Now, when you design a roller coaster, you structure an experience. Within that brief you will always have some sort of narrative. It’s about movement through spaces with different emotive aspects, as Stefan Sagmeister mentions in the video. Yes, it is based in some sort of narrative, but does that make the designer a storyteller?

Calling yourself a storyteller seems to me to say something about the primacy of storytelling in what you do, like, you are primarily a storyteller. But if we take the above idea to its logical conclusion, then we are ALL storytellers, whether it’s the novelist or the accountant. Every act and object is imbued with its own little narrative through the fact that a human is participating in it somehow.

As with iconography, ubiquity goes hand in hand with meaninglessness. If everyone is a storyteller, then calling yourself a storyteller is nonsensical, on the level of trying to convince people that you are human (To any non-human reading this, please just swop human for your species. Which proves my point. It’s only in differentiation that we can truly make sense.)

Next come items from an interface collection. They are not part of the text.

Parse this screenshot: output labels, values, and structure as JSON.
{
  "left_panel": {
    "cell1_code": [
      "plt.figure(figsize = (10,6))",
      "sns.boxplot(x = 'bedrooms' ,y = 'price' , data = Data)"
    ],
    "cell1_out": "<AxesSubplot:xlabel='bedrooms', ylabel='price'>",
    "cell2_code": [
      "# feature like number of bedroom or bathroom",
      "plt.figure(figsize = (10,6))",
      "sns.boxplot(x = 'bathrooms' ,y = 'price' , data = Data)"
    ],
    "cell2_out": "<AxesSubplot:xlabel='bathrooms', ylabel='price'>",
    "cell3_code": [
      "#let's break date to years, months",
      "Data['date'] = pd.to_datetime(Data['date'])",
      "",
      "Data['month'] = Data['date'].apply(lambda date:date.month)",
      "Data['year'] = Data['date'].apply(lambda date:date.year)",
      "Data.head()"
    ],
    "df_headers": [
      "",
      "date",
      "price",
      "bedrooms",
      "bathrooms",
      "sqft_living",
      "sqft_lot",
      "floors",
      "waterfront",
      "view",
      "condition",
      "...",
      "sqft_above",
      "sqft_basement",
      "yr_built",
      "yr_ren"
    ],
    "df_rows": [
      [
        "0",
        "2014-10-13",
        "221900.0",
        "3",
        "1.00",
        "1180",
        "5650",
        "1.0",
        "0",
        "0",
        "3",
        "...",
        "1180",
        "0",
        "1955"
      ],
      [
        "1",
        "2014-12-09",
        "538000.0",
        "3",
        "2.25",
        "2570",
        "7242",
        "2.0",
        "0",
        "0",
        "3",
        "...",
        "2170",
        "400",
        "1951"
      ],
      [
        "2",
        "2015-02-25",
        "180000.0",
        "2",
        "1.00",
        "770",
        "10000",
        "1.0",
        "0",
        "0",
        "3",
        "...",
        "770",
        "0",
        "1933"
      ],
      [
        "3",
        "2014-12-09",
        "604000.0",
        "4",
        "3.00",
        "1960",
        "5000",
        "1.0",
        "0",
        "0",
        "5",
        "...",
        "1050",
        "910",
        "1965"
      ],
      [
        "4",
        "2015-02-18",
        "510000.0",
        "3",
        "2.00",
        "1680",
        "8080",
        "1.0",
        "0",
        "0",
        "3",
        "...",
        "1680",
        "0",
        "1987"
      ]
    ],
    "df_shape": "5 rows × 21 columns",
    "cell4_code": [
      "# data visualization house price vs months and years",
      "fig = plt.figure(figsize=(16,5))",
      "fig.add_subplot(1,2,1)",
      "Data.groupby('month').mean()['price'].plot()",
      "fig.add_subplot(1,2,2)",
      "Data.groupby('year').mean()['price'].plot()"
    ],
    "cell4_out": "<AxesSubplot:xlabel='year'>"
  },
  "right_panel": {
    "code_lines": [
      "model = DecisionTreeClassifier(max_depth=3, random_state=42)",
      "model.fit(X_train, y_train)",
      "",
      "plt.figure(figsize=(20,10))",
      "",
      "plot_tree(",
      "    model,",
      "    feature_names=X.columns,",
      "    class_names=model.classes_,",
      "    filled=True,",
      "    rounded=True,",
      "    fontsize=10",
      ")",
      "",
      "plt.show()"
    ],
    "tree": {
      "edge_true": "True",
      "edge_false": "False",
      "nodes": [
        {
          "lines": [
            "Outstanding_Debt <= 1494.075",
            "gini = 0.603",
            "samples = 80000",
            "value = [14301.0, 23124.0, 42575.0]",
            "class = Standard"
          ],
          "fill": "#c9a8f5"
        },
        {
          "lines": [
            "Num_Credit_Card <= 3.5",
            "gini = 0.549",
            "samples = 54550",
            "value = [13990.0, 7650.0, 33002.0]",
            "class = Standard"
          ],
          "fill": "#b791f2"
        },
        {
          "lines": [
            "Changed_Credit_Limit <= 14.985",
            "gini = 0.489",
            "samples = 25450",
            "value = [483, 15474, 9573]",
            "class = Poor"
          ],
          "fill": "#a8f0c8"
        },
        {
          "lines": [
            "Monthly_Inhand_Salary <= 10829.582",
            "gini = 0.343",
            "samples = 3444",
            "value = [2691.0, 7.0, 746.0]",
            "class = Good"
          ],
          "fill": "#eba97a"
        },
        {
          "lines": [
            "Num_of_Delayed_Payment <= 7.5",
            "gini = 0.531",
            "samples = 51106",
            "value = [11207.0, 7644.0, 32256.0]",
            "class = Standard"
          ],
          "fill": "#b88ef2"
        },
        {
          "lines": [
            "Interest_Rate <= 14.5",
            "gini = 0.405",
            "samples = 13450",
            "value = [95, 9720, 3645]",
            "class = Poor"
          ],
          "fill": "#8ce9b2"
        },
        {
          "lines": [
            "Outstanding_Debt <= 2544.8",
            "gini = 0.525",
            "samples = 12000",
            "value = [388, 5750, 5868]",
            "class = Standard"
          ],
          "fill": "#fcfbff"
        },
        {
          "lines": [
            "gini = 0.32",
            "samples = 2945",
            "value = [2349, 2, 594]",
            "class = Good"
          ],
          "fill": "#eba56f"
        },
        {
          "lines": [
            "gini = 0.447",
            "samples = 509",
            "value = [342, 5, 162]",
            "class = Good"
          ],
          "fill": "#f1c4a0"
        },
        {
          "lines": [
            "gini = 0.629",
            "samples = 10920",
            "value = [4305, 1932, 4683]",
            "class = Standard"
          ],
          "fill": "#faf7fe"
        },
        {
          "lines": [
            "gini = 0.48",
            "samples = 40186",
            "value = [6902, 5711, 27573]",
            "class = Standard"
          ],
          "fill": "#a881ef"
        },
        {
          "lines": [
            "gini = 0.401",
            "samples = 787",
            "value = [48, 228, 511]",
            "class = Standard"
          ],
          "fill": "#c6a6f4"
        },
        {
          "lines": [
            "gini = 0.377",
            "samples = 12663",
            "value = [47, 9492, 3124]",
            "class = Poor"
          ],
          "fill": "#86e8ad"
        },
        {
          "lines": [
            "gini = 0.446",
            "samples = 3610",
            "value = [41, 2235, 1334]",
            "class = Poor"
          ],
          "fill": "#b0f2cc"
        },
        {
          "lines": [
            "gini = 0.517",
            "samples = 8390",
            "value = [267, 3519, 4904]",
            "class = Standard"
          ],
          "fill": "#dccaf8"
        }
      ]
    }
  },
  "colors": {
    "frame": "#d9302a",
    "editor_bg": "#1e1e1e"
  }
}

It seems that my immediate reaction is to make a distinction. To say yes and no at the same time, like Pandora opening Schrodinger’s box.

Yes, we are all storytellers. Each and every one of us. Revel in it, live it, be inspired to create with your life a story that is great.

But no, we are not all STORYTELLERS. We are not all concerned on a day to day basis with structuring narratives, crafting stories. If that is what you do, great. If it isn’t, great. We don’t all have to be storytellers. That’s just the fashion these days. Calling nearly anything storytelling (which I think I’ve shown to be possible) reduces the concept of storytelling to meaninglessness. It makes less of those people who are explicitly trying to do it.

The problem is that there are no obvious lines to draw here. We ride the roller coaster of sliding scales, so don’t get too worked up about it. If you truly believe that you are a storyteller, why not tell your own story with more specificity? Be a writer. No, be a novelist, screenwriter, journalist whatever. Be a filmmaker, be a designer, be a landscaper, be whatever you are. Gleefully get on that sliding scale, but know that blanket terms are often counterproductive. It’s in the specifics that your true value lies.

Blankets are comfortable, but they also hide you from the outside world.